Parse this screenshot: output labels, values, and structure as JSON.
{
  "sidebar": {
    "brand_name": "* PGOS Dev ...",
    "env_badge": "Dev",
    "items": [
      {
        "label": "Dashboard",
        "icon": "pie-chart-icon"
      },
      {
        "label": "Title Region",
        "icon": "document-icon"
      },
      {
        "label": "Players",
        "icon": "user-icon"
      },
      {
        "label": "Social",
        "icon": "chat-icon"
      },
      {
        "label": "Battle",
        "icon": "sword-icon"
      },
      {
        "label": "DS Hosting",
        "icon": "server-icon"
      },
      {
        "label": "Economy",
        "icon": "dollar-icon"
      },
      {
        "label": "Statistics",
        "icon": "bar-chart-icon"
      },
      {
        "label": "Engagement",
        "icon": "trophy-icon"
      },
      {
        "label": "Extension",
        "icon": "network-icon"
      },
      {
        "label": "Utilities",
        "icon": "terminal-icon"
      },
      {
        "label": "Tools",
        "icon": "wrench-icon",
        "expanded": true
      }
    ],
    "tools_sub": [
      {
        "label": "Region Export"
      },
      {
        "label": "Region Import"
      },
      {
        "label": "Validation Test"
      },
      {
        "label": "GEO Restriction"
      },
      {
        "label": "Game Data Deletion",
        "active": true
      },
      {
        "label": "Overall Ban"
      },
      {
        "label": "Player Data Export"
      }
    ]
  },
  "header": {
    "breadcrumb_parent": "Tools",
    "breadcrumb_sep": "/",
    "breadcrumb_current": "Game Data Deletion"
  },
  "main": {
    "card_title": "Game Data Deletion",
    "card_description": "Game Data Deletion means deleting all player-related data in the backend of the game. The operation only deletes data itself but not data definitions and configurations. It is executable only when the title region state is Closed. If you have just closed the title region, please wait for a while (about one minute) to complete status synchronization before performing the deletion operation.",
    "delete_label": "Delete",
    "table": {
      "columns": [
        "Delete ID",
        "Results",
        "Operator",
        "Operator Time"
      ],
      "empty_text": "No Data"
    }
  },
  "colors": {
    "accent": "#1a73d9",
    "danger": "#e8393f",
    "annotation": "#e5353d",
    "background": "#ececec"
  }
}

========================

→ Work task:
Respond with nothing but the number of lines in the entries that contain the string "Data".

→ Problem solution:
6